◆ Exercise input
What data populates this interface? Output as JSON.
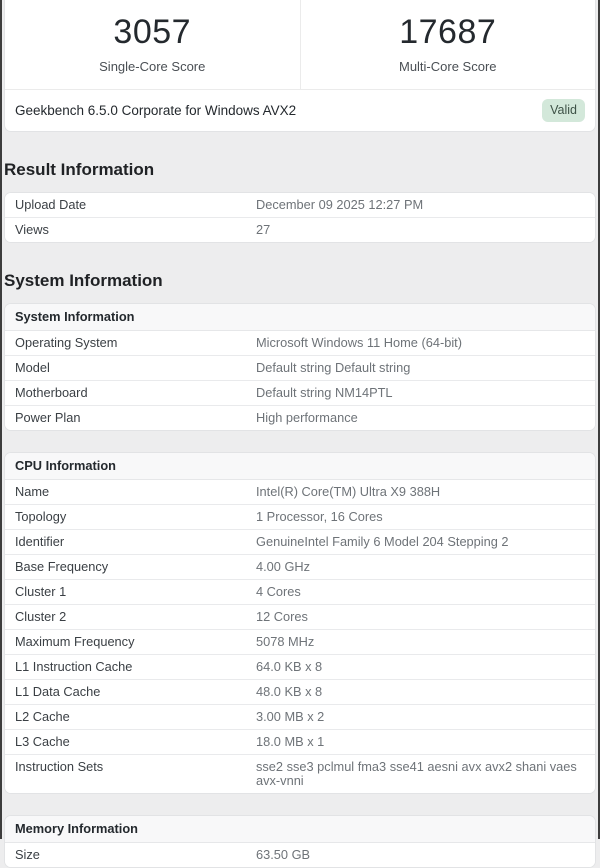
{
  "page": {
    "background": "#ededee",
    "edge_color": "#3d3d3d"
  },
  "scores": {
    "single_core": {
      "value": "3057",
      "label": "Single-Core Score"
    },
    "multi_core": {
      "value": "17687",
      "label": "Multi-Core Score"
    },
    "benchmark_name": "Geekbench 6.5.0 Corporate for Windows AVX2",
    "badge": {
      "label": "Valid",
      "bg": "#d3e8da",
      "color": "#3e5247"
    }
  },
  "result_information": {
    "heading": "Result Information",
    "rows": [
      {
        "label": "Upload Date",
        "value": "December 09 2025 12:27 PM"
      },
      {
        "label": "Views",
        "value": "27"
      }
    ]
  },
  "system_information": {
    "heading": "System Information",
    "system": {
      "title": "System Information",
      "rows": [
        {
          "label": "Operating System",
          "value": "Microsoft Windows 11 Home (64-bit)"
        },
        {
          "label": "Model",
          "value": "Default string Default string"
        },
        {
          "label": "Motherboard",
          "value": "Default string NM14PTL"
        },
        {
          "label": "Power Plan",
          "value": "High performance"
        }
      ]
    },
    "cpu": {
      "title": "CPU Information",
      "rows": [
        {
          "label": "Name",
          "value": "Intel(R) Core(TM) Ultra X9 388H"
        },
        {
          "label": "Topology",
          "value": "1 Processor, 16 Cores"
        },
        {
          "label": "Identifier",
          "value": "GenuineIntel Family 6 Model 204 Stepping 2"
        },
        {
          "label": "Base Frequency",
          "value": "4.00 GHz"
        },
        {
          "label": "Cluster 1",
          "value": "4 Cores"
        },
        {
          "label": "Cluster 2",
          "value": "12 Cores"
        },
        {
          "label": "Maximum Frequency",
          "value": "5078 MHz"
        },
        {
          "label": "L1 Instruction Cache",
          "value": "64.0 KB x 8"
        },
        {
          "label": "L1 Data Cache",
          "value": "48.0 KB x 8"
        },
        {
          "label": "L2 Cache",
          "value": "3.00 MB x 2"
        },
        {
          "label": "L3 Cache",
          "value": "18.0 MB x 1"
        },
        {
          "label": "Instruction Sets",
          "value": "sse2 sse3 pclmul fma3 sse41 aesni avx avx2 shani vaes avx-vnni"
        }
      ]
    },
    "memory": {
      "title": "Memory Information",
      "rows": [
        {
          "label": "Size",
          "value": "63.50 GB"
        }
      ]
    }
  }
}
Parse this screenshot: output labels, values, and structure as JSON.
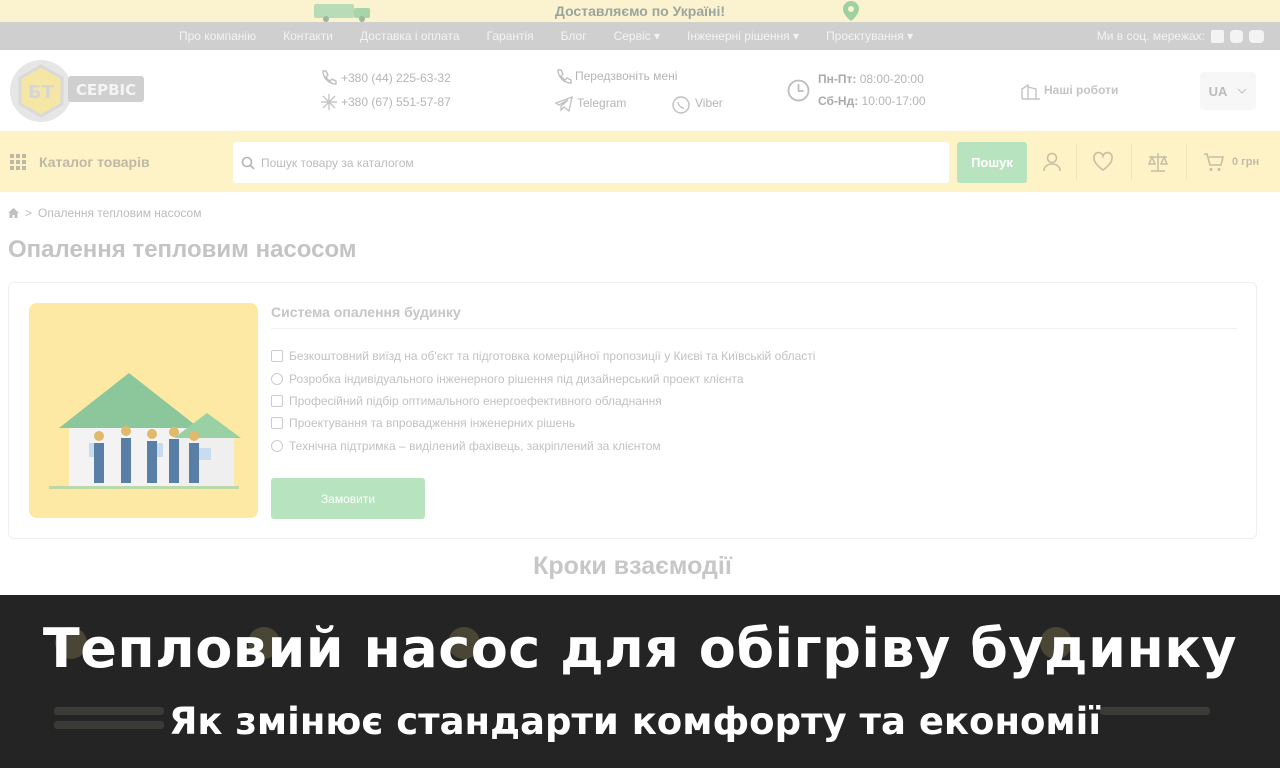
{
  "promo": {
    "text": "Доставляємо по Україні!"
  },
  "topnav": {
    "links": [
      "Про компанію",
      "Контакти",
      "Доставка і оплата",
      "Гарантія",
      "Блог",
      "Сервіс ▾",
      "Інженерні рішення ▾",
      "Проєктування ▾"
    ],
    "social_label": "Ми в соц. мережах:",
    "social_icons": [
      "facebook-icon",
      "instagram-icon",
      "youtube-icon"
    ]
  },
  "header": {
    "logo_text_left": "БТ",
    "logo_text_right": "СЕРВІС",
    "phone1": "+380 (44) 225-63-32",
    "phone2": "+380 (67) 551-57-87",
    "callback": "Передзвоніть мені",
    "telegram": "Telegram",
    "viber": "Viber",
    "hours_weekday_label": "Пн-Пт:",
    "hours_weekday": "08:00-20:00",
    "hours_weekend_label": "Сб-Нд:",
    "hours_weekend": "10:00-17:00",
    "our_works": "Наші роботи",
    "lang": "UA"
  },
  "catbar": {
    "catalog_label": "Каталог товарів",
    "search_placeholder": "Пошук товару за каталогом",
    "search_button": "Пошук",
    "cart_total": "0 грн"
  },
  "breadcrumb": {
    "current": "Опалення тепловим насосом"
  },
  "page": {
    "title": "Опалення тепловим насосом",
    "card_title": "Система опалення будинку",
    "features": [
      "Безкоштовний виїзд на об'єкт та підготовка комерційної пропозиції у Києві та Київській області",
      "Розробка індивідуального інженерного рішення під дизайнерський проект клієнта",
      "Професійний підбір оптимального енергоефективного обладнання",
      "Проектування та впровадження інженерних рішень",
      "Технічна підтримка – виділений фахівець, закріплений за клієнтом"
    ],
    "order_button": "Замовити",
    "steps_title": "Кроки взаємодії"
  },
  "overlay": {
    "title": "Тепловий насос для обігріву будинку",
    "subtitle": "Як змінює стандарти комфорту та економії"
  },
  "colors": {
    "accent_green": "#b8e3bf",
    "accent_yellow": "#fdf3c6",
    "overlay_bg": "#242424"
  }
}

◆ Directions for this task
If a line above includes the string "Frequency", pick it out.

◆ Answer section
          "label": "Base Frequency",
          "label": "Maximum Frequency",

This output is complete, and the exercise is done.